*WHAT NEEDS TO BE DONE:* All entries must be extracted exactly, with nothing added or dropped.

● ● ●

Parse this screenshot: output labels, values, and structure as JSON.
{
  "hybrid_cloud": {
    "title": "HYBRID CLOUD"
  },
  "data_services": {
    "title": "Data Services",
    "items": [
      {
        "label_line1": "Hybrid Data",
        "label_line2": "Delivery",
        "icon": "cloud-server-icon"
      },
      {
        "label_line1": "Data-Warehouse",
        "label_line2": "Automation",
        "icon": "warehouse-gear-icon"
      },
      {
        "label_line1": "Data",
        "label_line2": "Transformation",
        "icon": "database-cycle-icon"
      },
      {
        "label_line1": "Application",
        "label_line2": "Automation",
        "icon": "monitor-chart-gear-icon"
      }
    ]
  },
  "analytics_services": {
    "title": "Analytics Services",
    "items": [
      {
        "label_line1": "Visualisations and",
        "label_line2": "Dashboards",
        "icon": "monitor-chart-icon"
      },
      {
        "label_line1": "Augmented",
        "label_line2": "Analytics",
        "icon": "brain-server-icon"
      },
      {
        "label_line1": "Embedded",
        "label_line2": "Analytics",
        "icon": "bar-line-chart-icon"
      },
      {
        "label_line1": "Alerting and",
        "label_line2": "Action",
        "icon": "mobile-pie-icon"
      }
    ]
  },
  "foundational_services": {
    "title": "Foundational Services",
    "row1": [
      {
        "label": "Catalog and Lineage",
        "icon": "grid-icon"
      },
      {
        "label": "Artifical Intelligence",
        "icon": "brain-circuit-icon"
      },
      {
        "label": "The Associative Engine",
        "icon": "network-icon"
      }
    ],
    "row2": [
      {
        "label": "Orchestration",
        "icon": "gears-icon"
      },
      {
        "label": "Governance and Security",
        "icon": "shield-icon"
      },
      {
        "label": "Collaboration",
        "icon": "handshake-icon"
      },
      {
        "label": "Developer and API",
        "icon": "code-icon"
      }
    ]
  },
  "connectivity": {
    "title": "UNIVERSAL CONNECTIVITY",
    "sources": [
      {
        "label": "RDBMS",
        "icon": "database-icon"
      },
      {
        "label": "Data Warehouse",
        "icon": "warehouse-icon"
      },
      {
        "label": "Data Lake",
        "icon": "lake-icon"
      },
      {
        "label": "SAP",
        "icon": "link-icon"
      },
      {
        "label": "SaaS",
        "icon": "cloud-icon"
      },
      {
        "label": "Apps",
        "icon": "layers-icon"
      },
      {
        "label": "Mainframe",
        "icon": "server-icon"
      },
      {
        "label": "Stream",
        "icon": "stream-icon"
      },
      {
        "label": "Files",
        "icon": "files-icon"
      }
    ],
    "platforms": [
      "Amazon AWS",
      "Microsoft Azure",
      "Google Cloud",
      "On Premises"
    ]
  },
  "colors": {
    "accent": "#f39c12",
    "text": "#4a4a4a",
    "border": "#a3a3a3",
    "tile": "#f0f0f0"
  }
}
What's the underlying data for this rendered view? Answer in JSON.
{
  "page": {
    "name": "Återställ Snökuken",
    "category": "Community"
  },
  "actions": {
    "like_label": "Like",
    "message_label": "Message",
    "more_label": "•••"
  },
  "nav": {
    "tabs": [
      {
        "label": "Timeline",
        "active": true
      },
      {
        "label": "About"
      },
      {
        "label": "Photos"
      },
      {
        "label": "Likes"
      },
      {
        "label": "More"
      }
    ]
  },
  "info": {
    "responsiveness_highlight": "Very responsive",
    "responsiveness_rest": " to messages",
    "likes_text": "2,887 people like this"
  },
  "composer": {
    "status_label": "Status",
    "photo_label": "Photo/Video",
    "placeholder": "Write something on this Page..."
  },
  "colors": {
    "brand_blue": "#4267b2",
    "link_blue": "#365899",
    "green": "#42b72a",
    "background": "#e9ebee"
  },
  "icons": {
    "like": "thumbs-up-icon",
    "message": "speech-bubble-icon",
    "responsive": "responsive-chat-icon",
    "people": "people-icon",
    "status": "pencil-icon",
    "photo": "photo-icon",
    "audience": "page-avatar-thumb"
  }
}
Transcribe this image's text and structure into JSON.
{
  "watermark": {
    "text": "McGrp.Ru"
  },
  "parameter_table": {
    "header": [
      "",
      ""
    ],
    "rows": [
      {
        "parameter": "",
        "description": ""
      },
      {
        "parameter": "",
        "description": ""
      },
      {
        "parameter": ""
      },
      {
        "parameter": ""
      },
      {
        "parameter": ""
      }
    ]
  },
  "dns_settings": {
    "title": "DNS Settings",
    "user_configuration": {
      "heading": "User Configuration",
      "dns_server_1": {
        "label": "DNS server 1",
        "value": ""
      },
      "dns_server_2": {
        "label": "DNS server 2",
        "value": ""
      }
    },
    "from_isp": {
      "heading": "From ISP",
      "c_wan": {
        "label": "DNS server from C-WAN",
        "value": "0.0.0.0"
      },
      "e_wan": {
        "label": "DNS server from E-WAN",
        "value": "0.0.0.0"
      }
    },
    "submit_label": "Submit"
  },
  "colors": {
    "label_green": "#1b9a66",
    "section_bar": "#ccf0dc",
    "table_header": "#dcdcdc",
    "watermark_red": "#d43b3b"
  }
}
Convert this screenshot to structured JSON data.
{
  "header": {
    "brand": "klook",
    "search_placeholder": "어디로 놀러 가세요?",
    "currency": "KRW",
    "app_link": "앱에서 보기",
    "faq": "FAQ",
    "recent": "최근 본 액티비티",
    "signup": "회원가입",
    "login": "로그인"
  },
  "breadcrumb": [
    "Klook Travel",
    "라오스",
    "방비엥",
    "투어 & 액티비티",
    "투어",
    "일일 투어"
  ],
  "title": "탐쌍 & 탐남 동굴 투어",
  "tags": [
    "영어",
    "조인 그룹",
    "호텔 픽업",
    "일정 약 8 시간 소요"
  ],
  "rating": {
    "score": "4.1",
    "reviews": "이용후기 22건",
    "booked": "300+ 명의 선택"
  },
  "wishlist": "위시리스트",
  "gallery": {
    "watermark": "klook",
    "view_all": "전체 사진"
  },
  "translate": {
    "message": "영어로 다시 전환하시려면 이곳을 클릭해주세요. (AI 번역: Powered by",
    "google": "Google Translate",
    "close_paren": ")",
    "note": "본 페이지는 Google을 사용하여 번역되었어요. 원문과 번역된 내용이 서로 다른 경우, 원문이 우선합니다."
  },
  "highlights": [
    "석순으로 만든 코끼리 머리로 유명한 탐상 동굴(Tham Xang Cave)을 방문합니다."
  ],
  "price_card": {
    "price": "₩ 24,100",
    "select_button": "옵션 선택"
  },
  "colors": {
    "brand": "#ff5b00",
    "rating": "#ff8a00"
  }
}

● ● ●

*RESPONSE TO THE TASK:*
Parse this screenshot: output labels, values, and structure as JSON.
{
  "hybrid_cloud": {
    "title": "HYBRID CLOUD"
  },
  "data_services": {
    "title": "Data Services",
    "items": [
      {
        "label_line1": "Hybrid Data",
        "label_line2": "Delivery",
        "icon": "cloud-server-icon"
      },
      {
        "label_line1": "Data-Warehouse",
        "label_line2": "Automation",
        "icon": "warehouse-gear-icon"
      },
      {
        "label_line1": "Data",
        "label_line2": "Transformation",
        "icon": "database-cycle-icon"
      },
      {
        "label_line1": "Application",
        "label_line2": "Automation",
        "icon": "monitor-chart-gear-icon"
      }
    ]
  },
  "analytics_services": {
    "title": "Analytics Services",
    "items": [
      {
        "label_line1": "Visualisations and",
        "label_line2": "Dashboards",
        "icon": "monitor-chart-icon"
      },
      {
        "label_line1": "Augmented",
        "label_line2": "Analytics",
        "icon": "brain-server-icon"
      },
      {
        "label_line1": "Embedded",
        "label_line2": "Analytics",
        "icon": "bar-line-chart-icon"
      },
      {
        "label_line1": "Alerting and",
        "label_line2": "Action",
        "icon": "mobile-pie-icon"
      }
    ]
  },
  "foundational_services": {
    "title": "Foundational Services",
    "row1": [
      {
        "label": "Catalog and Lineage",
        "icon": "grid-icon"
      },
      {
        "label": "Artifical Intelligence",
        "icon": "brain-circuit-icon"
      },
      {
        "label": "The Associative Engine",
        "icon": "network-icon"
      }
    ],
    "row2": [
      {
        "label": "Orchestration",
        "icon": "gears-icon"
      },
      {
        "label": "Governance and Security",
        "icon": "shield-icon"
      },
      {
        "label": "Collaboration",
        "icon": "handshake-icon"
      },
      {
        "label": "Developer and API",
        "icon": "code-icon"
      }
    ]
  },
  "connectivity": {
    "title": "UNIVERSAL CONNECTIVITY",
    "sources": [
      {
        "label": "RDBMS",
        "icon": "database-icon"
      },
      {
        "label": "Data Warehouse",
        "icon": "warehouse-icon"
      },
      {
        "label": "Data Lake",
        "icon": "lake-icon"
      },
      {
        "label": "SAP",
        "icon": "link-icon"
      },
      {
        "label": "SaaS",
        "icon": "cloud-icon"
      },
      {
        "label": "Apps",
        "icon": "layers-icon"
      },
      {
        "label": "Mainframe",
        "icon": "server-icon"
      },
      {
        "label": "Stream",
        "icon": "stream-icon"
      },
      {
        "label": "Files",
        "icon": "files-icon"
      }
    ],
    "platforms": [
      "Amazon AWS",
      "Microsoft Azure",
      "Google Cloud",
      "On Premises"
    ]
  },
  "colors": {
    "accent": "#f39c12",
    "text": "#4a4a4a",
    "border": "#a3a3a3",
    "tile": "#f0f0f0"
  }
}
What's the underlying data for this rendered view? Answer in JSON.
{
  "page": {
    "name": "Återställ Snökuken",
    "category": "Community"
  },
  "actions": {
    "like_label": "Like",
    "message_label": "Message",
    "more_label": "•••"
  },
  "nav": {
    "tabs": [
      {
        "label": "Timeline",
        "active": true
      },
      {
        "label": "About"
      },
      {
        "label": "Photos"
      },
      {
        "label": "Likes"
      },
      {
        "label": "More"
      }
    ]
  },
  "info": {
    "responsiveness_highlight": "Very responsive",
    "responsiveness_rest": " to messages",
    "likes_text": "2,887 people like this"
  },
  "composer": {
    "status_label": "Status",
    "photo_label": "Photo/Video",
    "placeholder": "Write something on this Page..."
  },
  "colors": {
    "brand_blue": "#4267b2",
    "link_blue": "#365899",
    "green": "#42b72a",
    "background": "#e9ebee"
  },
  "icons": {
    "like": "thumbs-up-icon",
    "message": "speech-bubble-icon",
    "responsive": "responsive-chat-icon",
    "people": "people-icon",
    "status": "pencil-icon",
    "photo": "photo-icon",
    "audience": "page-avatar-thumb"
  }
}
Transcribe this image's text and structure into JSON.
{
  "watermark": {
    "text": "McGrp.Ru"
  },
  "parameter_table": {
    "header": [
      "",
      ""
    ],
    "rows": [
      {
        "parameter": "",
        "description": ""
      },
      {
        "parameter": "",
        "description": ""
      },
      {
        "parameter": ""
      },
      {
        "parameter": ""
      },
      {
        "parameter": ""
      }
    ]
  },
  "dns_settings": {
    "title": "DNS Settings",
    "user_configuration": {
      "heading": "User Configuration",
      "dns_server_1": {
        "label": "DNS server 1",
        "value": ""
      },
      "dns_server_2": {
        "label": "DNS server 2",
        "value": ""
      }
    },
    "from_isp": {
      "heading": "From ISP",
      "c_wan": {
        "label": "DNS server from C-WAN",
        "value": "0.0.0.0"
      },
      "e_wan": {
        "label": "DNS server from E-WAN",
        "value": "0.0.0.0"
      }
    },
    "submit_label": "Submit"
  },
  "colors": {
    "label_green": "#1b9a66",
    "section_bar": "#ccf0dc",
    "table_header": "#dcdcdc",
    "watermark_red": "#d43b3b"
  }
}
Convert this screenshot to structured JSON data.
{
  "header": {
    "brand": "klook",
    "search_placeholder": "어디로 놀러 가세요?",
    "currency": "KRW",
    "app_link": "앱에서 보기",
    "faq": "FAQ",
    "recent": "최근 본 액티비티",
    "signup": "회원가입",
    "login": "로그인"
  },
  "breadcrumb": [
    "Klook Travel",
    "라오스",
    "방비엥",
    "투어 & 액티비티",
    "투어",
    "일일 투어"
  ],
  "title": "탐쌍 & 탐남 동굴 투어",
  "tags": [
    "영어",
    "조인 그룹",
    "호텔 픽업",
    "일정 약 8 시간 소요"
  ],
  "rating": {
    "score": "4.1",
    "reviews": "이용후기 22건",
    "booked": "300+ 명의 선택"
  },
  "wishlist": "위시리스트",
  "gallery": {
    "watermark": "klook",
    "view_all": "전체 사진"
  },
  "translate": {
    "message": "영어로 다시 전환하시려면 이곳을 클릭해주세요. (AI 번역: Powered by",
    "google": "Google Translate",
    "close_paren": ")",
    "note": "본 페이지는 Google을 사용하여 번역되었어요. 원문과 번역된 내용이 서로 다른 경우, 원문이 우선합니다."
  },
  "highlights": [
    "석순으로 만든 코끼리 머리로 유명한 탐상 동굴(Tham Xang Cave)을 방문합니다."
  ],
  "price_card": {
    "price": "₩ 24,100",
    "select_button": "옵션 선택"
  },
  "colors": {
    "brand": "#ff5b00",
    "rating": "#ff8a00"
  }
}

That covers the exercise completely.